So the genealogical link was close, but so was the personal. More than fifty letters survive of the correspondence between Marx and his Dutch relatives, letters that are very open in discussing politics, philosophy, culture, personal matters and so on. Lion’s brother, Auguste, also assisted Marx with the publication of the French translation of Capital. With all these connections, it is not surprising that Marx visited the family in Holland on a regular basis, and that Lion helped him out with money when he was short (a frequent occurrence for a man who was hopeless in personal finances). Indeed, Lion’s son Eduard, remembered that Marx wrote part of Capital while he was there. He would walk back and forth furiously, smoking away, until an idea came to him. Then he would leap on the chair and write away. Of course, there is also the intriguing ‘closeness’ with his cousin, Nanette Philips, leading come to speculate on a possible affair. Probably not, but they did enjoy each other’s company.

All this and more can be found in J. Gielkens (red.), ‘Was ik maar weer in Bommel’, Karl Marx en zijn Nederlandse verwanten, Een familiegeschiedenis, bezorgd en ingeleid door Jan Gielkens, uitg. Stichting beheer IISG, Amsterdam 1997. You can also find a summary by Jasper Schaaf.

Marx’s courting advice

When Paul Lafargue was living with the Marxes in 1866, he made his intentions regarding Laura quite plain so that the whole family knew. Marx was not so impressed, so he wrote:

If you wish to continue your relations with my daughter, you will have to give up your present manner of ‘courting.’ You know full well that no engagement has been entered into, that as yet everything is undecided.
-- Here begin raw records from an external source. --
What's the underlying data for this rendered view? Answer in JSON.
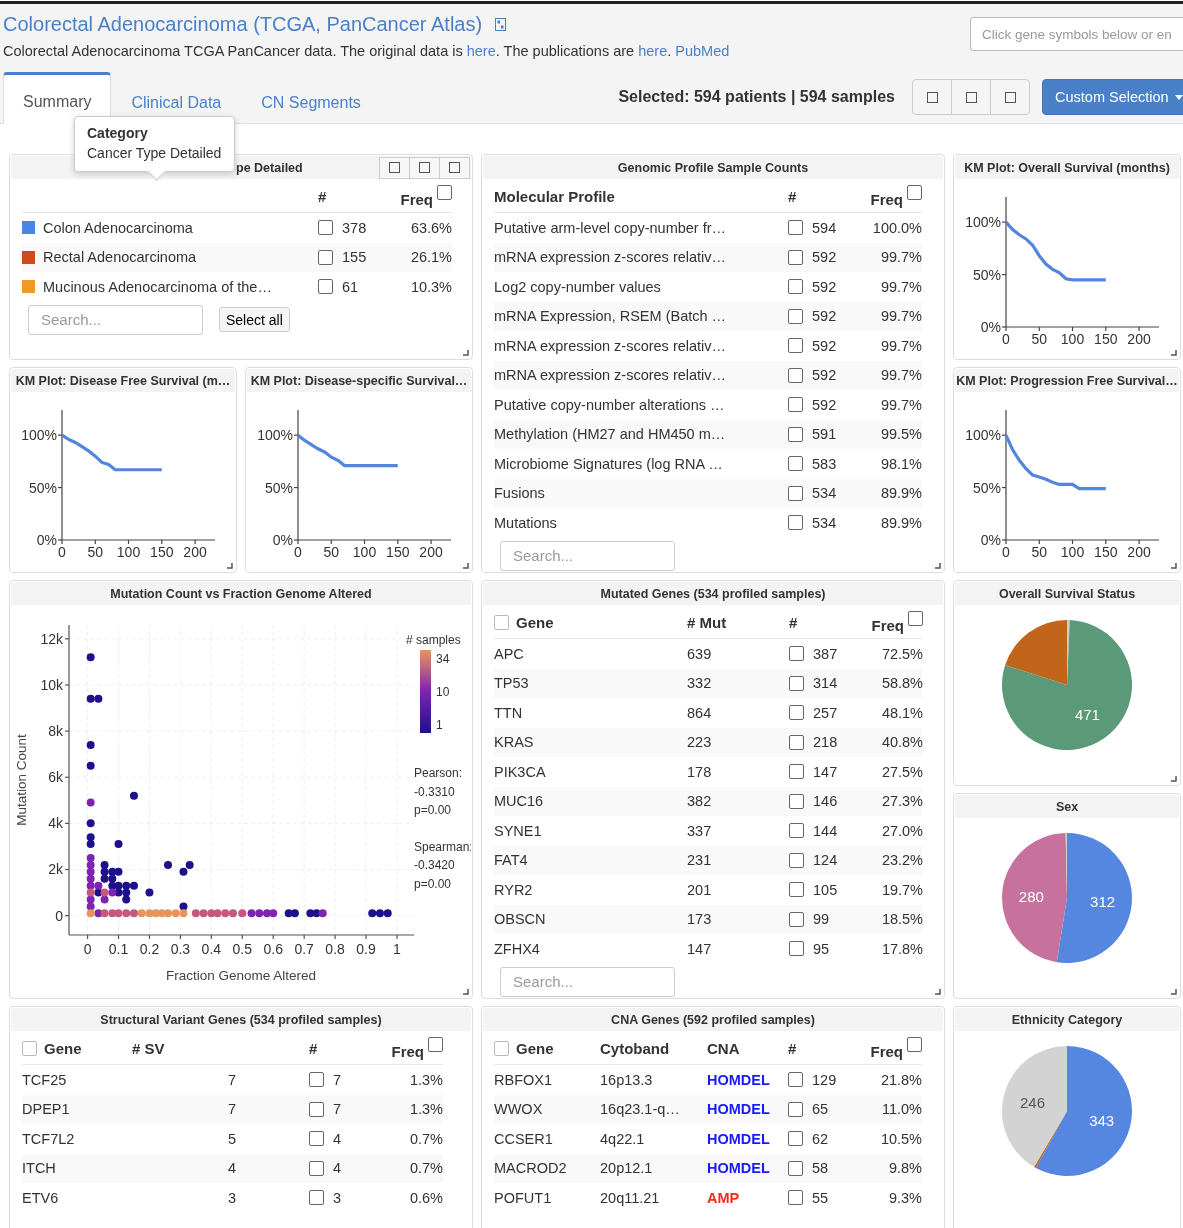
{
  "header": {
    "title": "Colorectal Adenocarcinoma (TCGA, PanCancer Atlas)",
    "description": [
      {
        "text": "Colorectal Adenocarcinoma TCGA PanCancer data. The original data is ",
        "link": "here"
      },
      {
        "text": ". The publications are ",
        "link": "here"
      },
      {
        "text": ". ",
        "link": "PubMed"
      }
    ],
    "gene_search": {
      "placeholder": "Click gene symbols below or en"
    }
  },
  "tabs": [
    {
      "label": "Summary",
      "selected": true
    },
    {
      "label": "Clinical Data",
      "selected": false
    },
    {
      "label": "CN Segments",
      "selected": false
    }
  ],
  "selection_summary": "Selected: 594 patients | 594 samples",
  "custom_selection": {
    "label": "Custom Selection"
  },
  "panels": [
    {
      "kind": "category_table",
      "title": "pe Detailed",
      "tooltip": {
        "title": "Category",
        "text": "Cancer Type Detailed"
      },
      "columns": [
        "#",
        "Freq"
      ],
      "freq_checked": false,
      "rows": [
        {
          "color": "#4a86e8",
          "cells": [
            "Colon Adenocarcinoma"
          ],
          "checked": false,
          "count": "378",
          "freq": "63.6%"
        },
        {
          "color": "#cc4a1c",
          "cells": [
            "Rectal Adenocarcinoma"
          ],
          "checked": false,
          "count": "155",
          "freq": "26.1%"
        },
        {
          "color": "#ee9a2a",
          "cells": [
            "Mucinous Adenocarcinoma of the…"
          ],
          "checked": false,
          "count": "61",
          "freq": "10.3%"
        }
      ],
      "search": {
        "placeholder": "Search..."
      },
      "select_all": "Select all"
    },
    {
      "kind": "profile_table",
      "title": "Genomic Profile Sample Counts",
      "columns": [
        "Molecular Profile",
        "#",
        "Freq"
      ],
      "freq_checked": false,
      "rows": [
        {
          "cells": [
            "Putative arm-level copy-number fr…"
          ],
          "checked": false,
          "count": "594",
          "freq": "100.0%"
        },
        {
          "cells": [
            "mRNA expression z-scores relativ…"
          ],
          "checked": false,
          "count": "592",
          "freq": "99.7%"
        },
        {
          "cells": [
            "Log2 copy-number values"
          ],
          "checked": false,
          "count": "592",
          "freq": "99.7%"
        },
        {
          "cells": [
            "mRNA Expression, RSEM (Batch …"
          ],
          "checked": false,
          "count": "592",
          "freq": "99.7%"
        },
        {
          "cells": [
            "mRNA expression z-scores relativ…"
          ],
          "checked": false,
          "count": "592",
          "freq": "99.7%"
        },
        {
          "cells": [
            "mRNA expression z-scores relativ…"
          ],
          "checked": false,
          "count": "592",
          "freq": "99.7%"
        },
        {
          "cells": [
            "Putative copy-number alterations …"
          ],
          "checked": false,
          "count": "592",
          "freq": "99.7%"
        },
        {
          "cells": [
            "Methylation (HM27 and HM450 m…"
          ],
          "checked": false,
          "count": "591",
          "freq": "99.5%"
        },
        {
          "cells": [
            "Microbiome Signatures (log RNA …"
          ],
          "checked": false,
          "count": "583",
          "freq": "98.1%"
        },
        {
          "cells": [
            "Fusions"
          ],
          "checked": false,
          "count": "534",
          "freq": "89.9%"
        },
        {
          "cells": [
            "Mutations"
          ],
          "checked": false,
          "count": "534",
          "freq": "89.9%"
        }
      ],
      "search": {
        "placeholder": "Search..."
      }
    },
    {
      "kind": "km_plot",
      "title": "KM Plot: Overall Survival (months)",
      "chart_data": {
        "type": "line",
        "xlim": [
          0,
          230
        ],
        "ylim": [
          0,
          1.24
        ],
        "x": [
          0,
          10,
          20,
          30,
          40,
          50,
          60,
          70,
          80,
          90,
          100,
          150
        ],
        "series": [
          {
            "color": "#5385de",
            "values": [
              1,
              0.93,
              0.88,
              0.84,
              0.78,
              0.68,
              0.6,
              0.55,
              0.52,
              0.46,
              0.45,
              0.45
            ]
          }
        ],
        "xticks": [
          0,
          50,
          100,
          150,
          200
        ],
        "yticks": [
          {
            "value": 0,
            "label": "0%"
          },
          {
            "value": 0.5,
            "label": "50%"
          },
          {
            "value": 1,
            "label": "100%"
          }
        ]
      }
    },
    {
      "kind": "km_plot",
      "title": "KM Plot: Disease Free Survival (m…",
      "chart_data": {
        "type": "line",
        "xlim": [
          0,
          230
        ],
        "ylim": [
          0,
          1.24
        ],
        "x": [
          0,
          10,
          20,
          30,
          40,
          50,
          60,
          70,
          80,
          90,
          110,
          130,
          150
        ],
        "series": [
          {
            "color": "#5385de",
            "values": [
              1,
              0.96,
              0.93,
              0.89,
              0.85,
              0.8,
              0.74,
              0.72,
              0.67,
              0.67,
              0.67,
              0.67,
              0.67
            ]
          }
        ],
        "xticks": [
          0,
          50,
          100,
          150,
          200
        ],
        "yticks": [
          {
            "value": 0,
            "label": "0%"
          },
          {
            "value": 0.5,
            "label": "50%"
          },
          {
            "value": 1,
            "label": "100%"
          }
        ]
      }
    },
    {
      "kind": "km_plot",
      "title": "KM Plot: Disease-specific Survival…",
      "chart_data": {
        "type": "line",
        "xlim": [
          0,
          230
        ],
        "ylim": [
          0,
          1.24
        ],
        "x": [
          0,
          10,
          20,
          30,
          40,
          50,
          60,
          70,
          150
        ],
        "series": [
          {
            "color": "#5385de",
            "values": [
              1,
              0.95,
              0.91,
              0.87,
              0.84,
              0.79,
              0.76,
              0.71,
              0.71
            ]
          }
        ],
        "xticks": [
          0,
          50,
          100,
          150,
          200
        ],
        "yticks": [
          {
            "value": 0,
            "label": "0%"
          },
          {
            "value": 0.5,
            "label": "50%"
          },
          {
            "value": 1,
            "label": "100%"
          }
        ]
      }
    },
    {
      "kind": "km_plot",
      "title": "KM Plot: Progression Free Survival…",
      "chart_data": {
        "type": "line",
        "xlim": [
          0,
          230
        ],
        "ylim": [
          0,
          1.24
        ],
        "x": [
          0,
          10,
          20,
          30,
          40,
          50,
          60,
          70,
          80,
          100,
          110,
          150
        ],
        "series": [
          {
            "color": "#5385de",
            "values": [
              1,
              0.86,
              0.76,
              0.68,
              0.62,
              0.6,
              0.58,
              0.55,
              0.53,
              0.53,
              0.49,
              0.49
            ]
          }
        ],
        "xticks": [
          0,
          50,
          100,
          150,
          200
        ],
        "yticks": [
          {
            "value": 0,
            "label": "0%"
          },
          {
            "value": 0.5,
            "label": "50%"
          },
          {
            "value": 1,
            "label": "100%"
          }
        ]
      }
    },
    {
      "kind": "scatter",
      "title": "Mutation Count vs Fraction Genome Altered",
      "color_scale": {
        "title": "# samples",
        "labels": [
          "34",
          "10",
          "1"
        ]
      },
      "chart_data": {
        "type": "scatter",
        "xlabel": "Fraction Genome Altered",
        "ylabel": "Mutation Count",
        "xlim": [
          -0.06,
          1.055
        ],
        "ylim": [
          -840,
          12600
        ],
        "grid": true,
        "xticks": [
          0,
          0.1,
          0.2,
          0.3,
          0.4,
          0.5,
          0.6,
          0.7,
          0.8,
          0.9,
          1
        ],
        "yticks": [
          {
            "value": 0,
            "label": "0"
          },
          {
            "value": 2000,
            "label": "2k"
          },
          {
            "value": 4000,
            "label": "4k"
          },
          {
            "value": 6000,
            "label": "6k"
          },
          {
            "value": 8000,
            "label": "8k"
          },
          {
            "value": 10000,
            "label": "10k"
          },
          {
            "value": 12000,
            "label": "12k"
          }
        ],
        "series": [
          {
            "color": "#1c108c",
            "x": [
              0.01,
              0.01,
              0.035,
              0.01,
              0.01,
              0.01,
              0.01,
              0.01,
              0.15,
              0.1,
              0.055,
              0.055,
              0.055,
              0.08,
              0.08,
              0.08,
              0.1,
              0.1,
              0.1,
              0.125,
              0.125,
              0.125,
              0.15,
              0.035,
              0.2,
              0.26,
              0.31,
              0.33,
              0.31,
              0.65,
              0.67,
              0.72,
              0.74,
              0.92,
              0.945,
              0.97
            ],
            "values": [
              11200,
              9400,
              9400,
              7400,
              6500,
              4000,
              3400,
              3100,
              5200,
              3100,
              2200,
              1900,
              1600,
              1900,
              1600,
              1300,
              1900,
              1300,
              1000,
              1300,
              1000,
              700,
              1300,
              1000,
              1000,
              2200,
              1900,
              2200,
              400,
              100,
              100,
              100,
              100,
              100,
              100,
              100
            ]
          },
          {
            "color": "#7d24b2",
            "x": [
              0.01,
              0.01,
              0.01,
              0.01,
              0.01,
              0.01,
              0.01,
              0.01,
              0.035,
              0.055,
              0.08,
              0.035,
              0.53,
              0.555,
              0.58,
              0.6,
              0.76
            ],
            "values": [
              4900,
              2500,
              2200,
              1900,
              1600,
              1300,
              700,
              400,
              1300,
              700,
              1000,
              100,
              100,
              100,
              100,
              100,
              100
            ]
          },
          {
            "color": "#c6587c",
            "x": [
              0.01,
              0.055,
              0.055,
              0.08,
              0.1,
              0.125,
              0.15,
              0.35,
              0.375,
              0.4,
              0.42,
              0.445,
              0.47,
              0.5
            ],
            "values": [
              1000,
              1000,
              100,
              100,
              100,
              100,
              100,
              100,
              100,
              100,
              100,
              100,
              100,
              100
            ]
          },
          {
            "color": "#e8955a",
            "x": [
              0.01,
              0.175,
              0.2,
              0.22,
              0.24,
              0.26,
              0.285,
              0.31
            ],
            "values": [
              100,
              100,
              100,
              100,
              100,
              100,
              100,
              100
            ]
          }
        ],
        "annotations": [
          "Pearson:",
          "-0.3310",
          "p=0.00",
          "Spearman:",
          "-0.3420",
          "p=0.00"
        ]
      }
    },
    {
      "kind": "gene_table",
      "title": "Mutated Genes (534 profiled samples)",
      "columns": [
        "Gene",
        "# Mut",
        "#",
        "Freq"
      ],
      "gene_checked": false,
      "freq_checked": false,
      "rows": [
        {
          "cells": [
            "APC",
            "639"
          ],
          "checked": false,
          "count": "387",
          "freq": "72.5%"
        },
        {
          "cells": [
            "TP53",
            "332"
          ],
          "checked": false,
          "count": "314",
          "freq": "58.8%"
        },
        {
          "cells": [
            "TTN",
            "864"
          ],
          "checked": false,
          "count": "257",
          "freq": "48.1%"
        },
        {
          "cells": [
            "KRAS",
            "223"
          ],
          "checked": false,
          "count": "218",
          "freq": "40.8%"
        },
        {
          "cells": [
            "PIK3CA",
            "178"
          ],
          "checked": false,
          "count": "147",
          "freq": "27.5%"
        },
        {
          "cells": [
            "MUC16",
            "382"
          ],
          "checked": false,
          "count": "146",
          "freq": "27.3%"
        },
        {
          "cells": [
            "SYNE1",
            "337"
          ],
          "checked": false,
          "count": "144",
          "freq": "27.0%"
        },
        {
          "cells": [
            "FAT4",
            "231"
          ],
          "checked": false,
          "count": "124",
          "freq": "23.2%"
        },
        {
          "cells": [
            "RYR2",
            "201"
          ],
          "checked": false,
          "count": "105",
          "freq": "19.7%"
        },
        {
          "cells": [
            "OBSCN",
            "173"
          ],
          "checked": false,
          "count": "99",
          "freq": "18.5%"
        },
        {
          "cells": [
            "ZFHX4",
            "147"
          ],
          "checked": false,
          "count": "95",
          "freq": "17.8%"
        }
      ],
      "search": {
        "placeholder": "Search..."
      }
    },
    {
      "kind": "pie",
      "title": "Overall Survival Status",
      "chart_data": {
        "type": "pie",
        "values": [
          4,
          471,
          119
        ],
        "colors": [
          "#cccccc",
          "#5a9a78",
          "#c1651a"
        ],
        "value_labels": [
          null,
          "471",
          null
        ]
      }
    },
    {
      "kind": "pie",
      "title": "Sex",
      "chart_data": {
        "type": "pie",
        "values": [
          312,
          280,
          2
        ],
        "colors": [
          "#5586e0",
          "#c7719d",
          "#cccccc"
        ],
        "value_labels": [
          "312",
          "280",
          null
        ]
      }
    },
    {
      "kind": "gene_table",
      "title": "Structural Variant Genes (534 profiled samples)",
      "columns": [
        "Gene",
        "# SV",
        "#",
        "Freq"
      ],
      "gene_checked": false,
      "freq_checked": false,
      "rows": [
        {
          "cells": [
            "TCF25",
            "7"
          ],
          "checked": false,
          "count": "7",
          "freq": "1.3%"
        },
        {
          "cells": [
            "DPEP1",
            "7"
          ],
          "checked": false,
          "count": "7",
          "freq": "1.3%"
        },
        {
          "cells": [
            "TCF7L2",
            "5"
          ],
          "checked": false,
          "count": "4",
          "freq": "0.7%"
        },
        {
          "cells": [
            "ITCH",
            "4"
          ],
          "checked": false,
          "count": "4",
          "freq": "0.7%"
        },
        {
          "cells": [
            "ETV6",
            "3"
          ],
          "checked": false,
          "count": "3",
          "freq": "0.6%"
        }
      ]
    },
    {
      "kind": "gene_table",
      "title": "CNA Genes (592 profiled samples)",
      "columns": [
        "Gene",
        "Cytoband",
        "CNA",
        "#",
        "Freq"
      ],
      "gene_checked": false,
      "freq_checked": false,
      "rows": [
        {
          "cells": [
            "RBFOX1",
            "16p13.3"
          ],
          "tag": {
            "text": "HOMDEL",
            "color": "#1a1aff"
          },
          "checked": false,
          "count": "129",
          "freq": "21.8%"
        },
        {
          "cells": [
            "WWOX",
            "16q23.1-q…"
          ],
          "tag": {
            "text": "HOMDEL",
            "color": "#1a1aff"
          },
          "checked": false,
          "count": "65",
          "freq": "11.0%"
        },
        {
          "cells": [
            "CCSER1",
            "4q22.1"
          ],
          "tag": {
            "text": "HOMDEL",
            "color": "#1a1aff"
          },
          "checked": false,
          "count": "62",
          "freq": "10.5%"
        },
        {
          "cells": [
            "MACROD2",
            "20p12.1"
          ],
          "tag": {
            "text": "HOMDEL",
            "color": "#1a1aff"
          },
          "checked": false,
          "count": "58",
          "freq": "9.8%"
        },
        {
          "cells": [
            "POFUT1",
            "20q11.21"
          ],
          "tag": {
            "text": "AMP",
            "color": "#ff2a1a"
          },
          "checked": false,
          "count": "55",
          "freq": "9.3%"
        }
      ]
    },
    {
      "kind": "pie",
      "title": "Ethnicity Category",
      "chart_data": {
        "type": "pie",
        "values": [
          343,
          3,
          246
        ],
        "colors": [
          "#5586e0",
          "#c1651a",
          "#d3d3d3"
        ],
        "value_labels": [
          "343",
          null,
          "246"
        ]
      }
    }
  ]
}
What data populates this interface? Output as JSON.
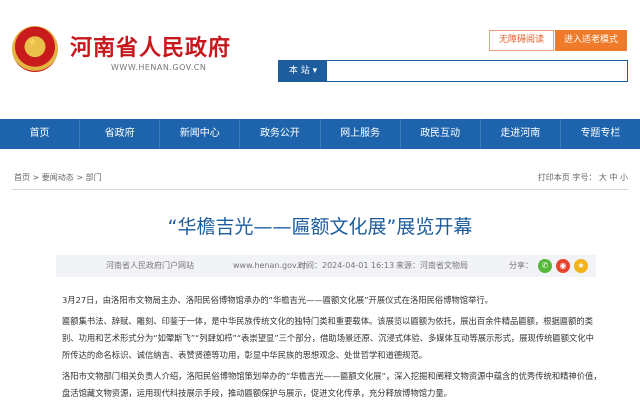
{
  "header": {
    "site_title": "河南省人民政府",
    "site_url": "WWW.HENAN.GOV.CN",
    "accessibility_label": "无障碍阅读",
    "elder_mode_label": "进入适老模式",
    "search_scope": "本 站 ▾",
    "search_placeholder": ""
  },
  "nav": {
    "items": [
      "首页",
      "省政府",
      "新闻中心",
      "政务公开",
      "网上服务",
      "政民互动",
      "走进河南",
      "专题专栏"
    ]
  },
  "breadcrumb": {
    "home": "首页",
    "sep": " > ",
    "section": "要闻动态",
    "sub": "部门"
  },
  "font_size": {
    "label": "打印本页  字号：",
    "large": "大",
    "medium": "中",
    "small": "小"
  },
  "article": {
    "title": "“华檐吉光——匾额文化展”展览开幕",
    "meta": {
      "source": "河南省人民政府门户网站",
      "url": "www.henan.gov.cn",
      "time": "时间：2024-04-01 16:13",
      "author": "来源：河南省文物局",
      "share_label": "分享："
    },
    "paragraphs": [
      "3月27日，由洛阳市文物局主办、洛阳民俗博物馆承办的“华檐吉光——匾额文化展”开展仪式在洛阳民俗博物馆举行。",
      "匾额集书法、辞赋、雕刻、印鉴于一体，是中华民族传统文化的独特门类和重要载体。该展览以匾额为依托，展出百余件精品匾额，根据匾额的类别、功用和艺术形式分为“如翚斯飞”“列肆如栉”“表崇望显”三个部分，借助场景还原、沉浸式体验、多媒体互动等展示形式，展现传统匾额文化中所传达的命名标识、诚信纳吉、表赞贤德等功用，彰显中华民族的思想观念、处世哲学和道德规范。",
      "洛阳市文物部门相关负责人介绍，洛阳民俗博物馆策划举办的“华檐吉光——匾额文化展”，深入挖掘和阐释文物资源中蕴含的优秀传统和精神价值，盘活馆藏文物资源，运用现代科技展示手段，推动匾额保护与展示，促进文化传承，充分释放博物馆力量。"
    ]
  },
  "colors": {
    "brand_red": "#c8161d",
    "nav_blue": "#1d64ad",
    "title_blue": "#1d5d9e",
    "elder_orange": "#ee7a2a"
  },
  "icons": {
    "emblem": "national-emblem-icon",
    "wechat": "wechat-icon",
    "weibo": "weibo-icon",
    "qzone": "qzone-icon"
  }
}
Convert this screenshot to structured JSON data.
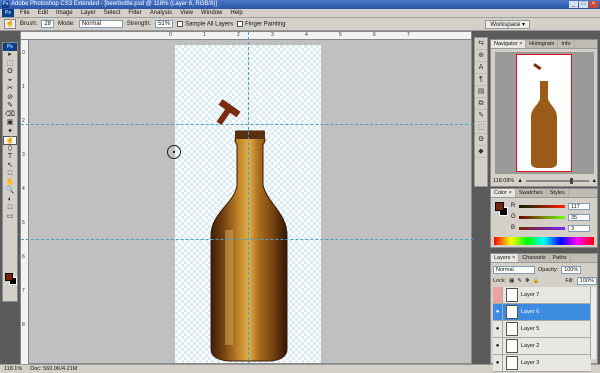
{
  "window": {
    "title": "Adobe Photoshop CS3 Extended - [beerbottle.psd @ 118% (Layer 6, RGB/8)]",
    "app_icon": "Ps",
    "buttons": [
      "_",
      "□",
      "×"
    ]
  },
  "menubar": {
    "logo": "Ps",
    "items": [
      "File",
      "Edit",
      "Image",
      "Layer",
      "Select",
      "Filter",
      "Analysis",
      "View",
      "Window",
      "Help"
    ]
  },
  "options": {
    "brush_label": "Brush:",
    "brush_size": "28",
    "mode_label": "Mode:",
    "mode_value": "Normal",
    "strength_label": "Strength:",
    "strength_value": "51%",
    "sample_all_layers": "Sample All Layers",
    "finger_painting": "Finger Painting",
    "workspace": "Workspace ▾"
  },
  "toolbox": {
    "badge": "Ps",
    "tools": [
      "▸",
      "⬚",
      "ʘ",
      "⌖",
      "✂",
      "⊘",
      "✎",
      "⌫",
      "▣",
      "✦",
      "☝",
      "⬯",
      "T",
      "↖",
      "□",
      "✋",
      "🔍",
      "◐",
      "□",
      "▭"
    ],
    "foreground_color": "#75230a",
    "background_color": "#000000"
  },
  "rulers": {
    "top": [
      "0",
      "1",
      "2",
      "3",
      "4",
      "5",
      "6",
      "7"
    ],
    "left": [
      "0",
      "1",
      "2",
      "3",
      "4",
      "5",
      "6",
      "7",
      "8"
    ]
  },
  "statusbar": {
    "zoom": "118.1%",
    "doc": "Doc: 560.0K/4.21M"
  },
  "navigator": {
    "tabs": [
      "Navigator ×",
      "Histogram",
      "Info"
    ],
    "zoom": "118.08%"
  },
  "color": {
    "tabs": [
      "Color ×",
      "Swatches",
      "Styles"
    ],
    "r_label": "R",
    "r_value": "117",
    "g_label": "G",
    "g_value": "35",
    "b_label": "B",
    "b_value": "3",
    "foreground": "#75230a"
  },
  "layers": {
    "tabs": [
      "Layers ×",
      "Channels",
      "Paths"
    ],
    "blend_mode": "Normal",
    "opacity_label": "Opacity:",
    "opacity_value": "100%",
    "lock_label": "Lock:",
    "fill_label": "Fill:",
    "fill_value": "100%",
    "items": [
      {
        "name": "Layer 7",
        "visible": false,
        "selected": false
      },
      {
        "name": "Layer 6",
        "visible": true,
        "selected": true
      },
      {
        "name": "Layer 5",
        "visible": true,
        "selected": false
      },
      {
        "name": "Layer 2",
        "visible": true,
        "selected": false
      },
      {
        "name": "Layer 3",
        "visible": true,
        "selected": false
      }
    ]
  },
  "dock": {
    "icons": [
      "⇆",
      "⊕",
      "A",
      "¶",
      "▤",
      "⧉",
      "✎",
      "⬚",
      "⚙",
      "◆"
    ]
  }
}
And even if she were formally betrothed to you, you should not forget that this is a matter of long duration. The practice of excessive intimacy is especially inappropriate since the two lovers will be living at the same place for a necessarily prolonged period of severe testing and purgatory. I have observed with alarm how your conduct has altered from one day to the next within the geological period of one single week. To my mind, true love expresses itself in reticence, modesty and even the shyness of the lover towards the object of his veneration, and certainly not in giving free rein to one’s passion and in premature demonstrations of familiarity. If you should urge your Creole temperament in your defence, it is my duty to interpose my sound reason between your temperament and my daughter. If in her presence you are incapable of loving in a manner in keeping with the London latitude, you will have to resign yourself to loving her from a distance. I am sure you will take the hint (MECW 42: 307-8).